A surprising lesson from an evening of entertainment.
I know people who think that tabletop role-playing games are evil. I have no idea what that means. The argument that they are a waste of time makes more sense to me; they do take a lot of time, and sometimes offer very little in return. But if you are going to spend time on indoor entertainment, I’d put RPGs at least as high as reading fiction for educational value. You learn to play a role, to think on your feet, to talk and listen, to think through how hypothetical situations might pan out…. I’m a proponent of playing RPGs.
Most of the time playing RPGs is pleasant exercise for the mind, but sometimes there is also a larger lesson. Last night was one such surprise revelation.
For the last three months I’ve been narrating the world where Telethea, Jerun, Malfurian, and Professor Feldwick Played by Melanie, Judah, Steve, and Lucas, respectively. have been pursuing a single world-changing objective. They are fascinating characters: Telethea is convinced she has been sent on some divine mission but she doesn’t know what it is; Jerun is a priest of a goddess of secrets who diplomatically distrusts everyone and hopes to keep the largest powers to himself; Malfurian made good as a gladiator and now hopes to get enough power to overthrow the system that made him one; and Professor Feldwick was a great wizard that lost most of his mind and memory and now whacks people with things instead. They got along reasonably well despite their quirks.
They got along, that is, until last night’s session. I had intended last night to be a setup for a finale next week. They had retrieved what they were sent to retrieve and were going to discover enough about what their employer wanted it for to chose one of several possible reactions; then we’d play out the resulting difficulties in the final session. But it didn’t play out that way.
We opened by my explaining things that each character learned over a few days of down time. I did this out loud so that I wouldn’t need to re-explain them if the characters shared notes later. But things went south. Jerun, true to form, kept the juiciests bits of his discoveries secret. Telethea noticed Jerun’s secrecy and decided to distrust him enough she didn’t tell anyone what she had learned. Malfurian took his pay and walked away, thinking training an army was an easier avenue than all this magical mess. Feldwick (naturally) kept forgetting what was going on, though in the moment he was a peacemaker. After a variety of increasingly mixed-up efforts to each find out what the other was doing the whole party collapsed, Tangentially, this is the kind of organic ending that I so often miss in fiction, be it book, play, or screenplay.
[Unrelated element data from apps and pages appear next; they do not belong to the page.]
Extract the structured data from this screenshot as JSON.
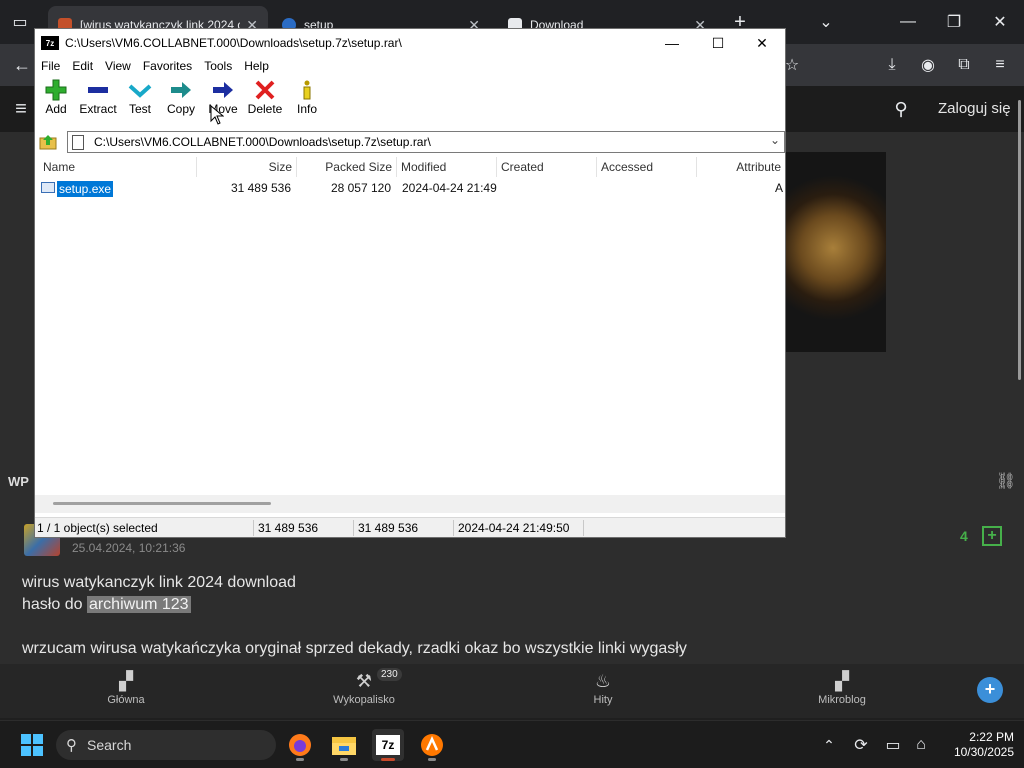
{
  "browser": {
    "tabs": [
      {
        "title": "[wirus watykanczyk link 2024 d"
      },
      {
        "title": "setup"
      },
      {
        "title": "Download"
      }
    ]
  },
  "site": {
    "login": "Zaloguj się",
    "section_label": "WP",
    "post": {
      "date": "25.04.2024, 10:21:36",
      "votes": "4",
      "line1": "wirus watykanczyk link 2024 download",
      "line2_prefix": "hasło do",
      "line2_highlight": "archiwum 123",
      "line3": "wrzucam wirusa watykańczyka oryginał sprzed dekady, rzadki okaz bo wszystkie linki wygasły"
    },
    "bottom_nav": [
      {
        "label": "Główna",
        "icon": "home-icon"
      },
      {
        "label": "Wykopalisko",
        "badge": "230",
        "icon": "shovel-icon"
      },
      {
        "label": "Hity",
        "icon": "fire-icon"
      },
      {
        "label": "Mikroblog",
        "icon": "microblog-icon"
      }
    ]
  },
  "sevenzip": {
    "title": "C:\\Users\\VM6.COLLABNET.000\\Downloads\\setup.7z\\setup.rar\\",
    "menu": [
      "File",
      "Edit",
      "View",
      "Favorites",
      "Tools",
      "Help"
    ],
    "toolbar": [
      "Add",
      "Extract",
      "Test",
      "Copy",
      "Move",
      "Delete",
      "Info"
    ],
    "address": "C:\\Users\\VM6.COLLABNET.000\\Downloads\\setup.7z\\setup.rar\\",
    "columns": [
      "Name",
      "Size",
      "Packed Size",
      "Modified",
      "Created",
      "Accessed",
      "Attribute"
    ],
    "rows": [
      {
        "name": "setup.exe",
        "size": "31 489 536",
        "packed": "28 057 120",
        "modified": "2024-04-24 21:49",
        "created": "",
        "accessed": "",
        "attr": "A"
      }
    ],
    "status": {
      "selected": "1 / 1 object(s) selected",
      "size": "31 489 536",
      "size2": "31 489 536",
      "date": "2024-04-24 21:49:50"
    }
  },
  "taskbar": {
    "search": "Search",
    "time": "2:22 PM",
    "date": "10/30/2025"
  },
  "colors": {
    "selection": "#0078d7",
    "add_green": "#2fae2f",
    "delete_red": "#e02020",
    "arrow_blue": "#1c2ea0"
  }
}
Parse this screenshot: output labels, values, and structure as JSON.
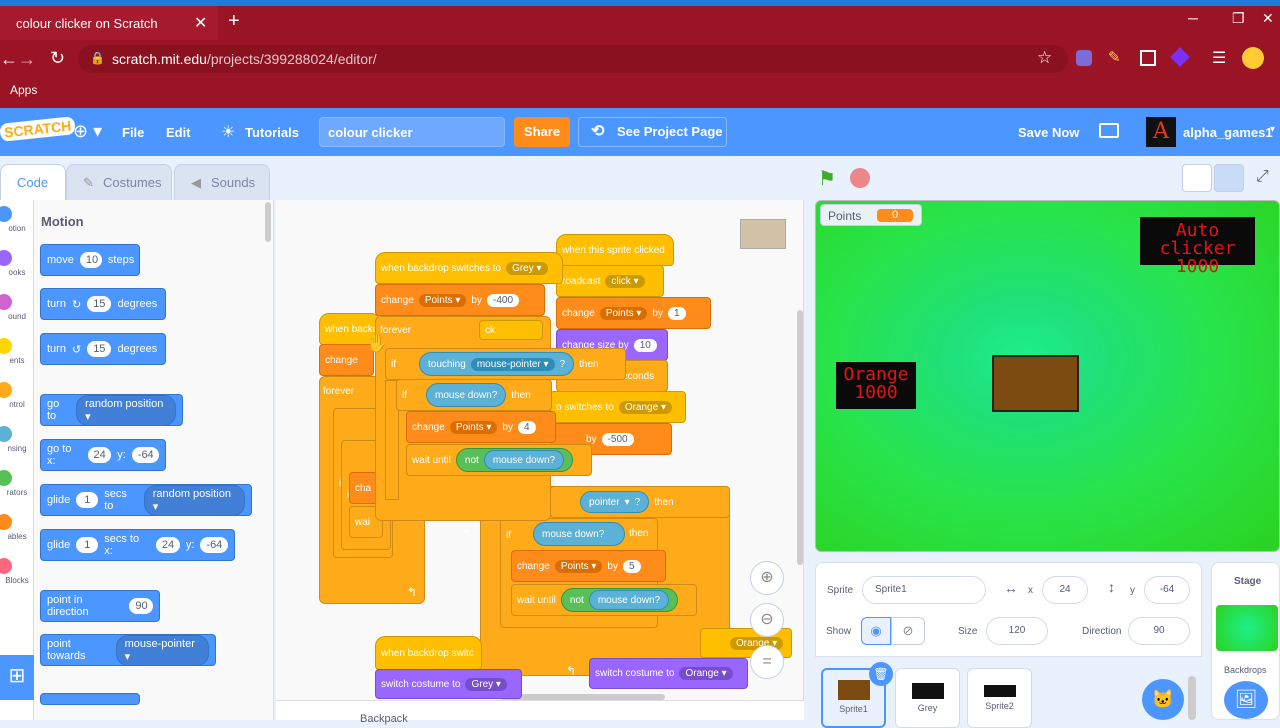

I love to RP with players more invested in their characters than in “winning.” with Telethea and Feldwick fleeing in the middle of the night and Malfurian ignoring the mess while Jerun continued patiently building toward his goals.
After the game ended we sat talking about it for a while. The players all agreed that they knew what was really going on (they were wrong, but not wildly wrong) and that it was the personality of the characters they were playing that made the schism unavoidable. All of the characters actually wanted the same thing; all of the players knew it; but each character’s limited view made their goals seem to be at odds.
As I sat looking at the shambles of the party, I had occasion to think about relationships in my life that have crumbled. How often would trusting people who had not earned my trust or sharing things I was too embarrassed to share have fixed the issues at hand? Even after decades of play, I still learn life lessons during tabletop role-playing games.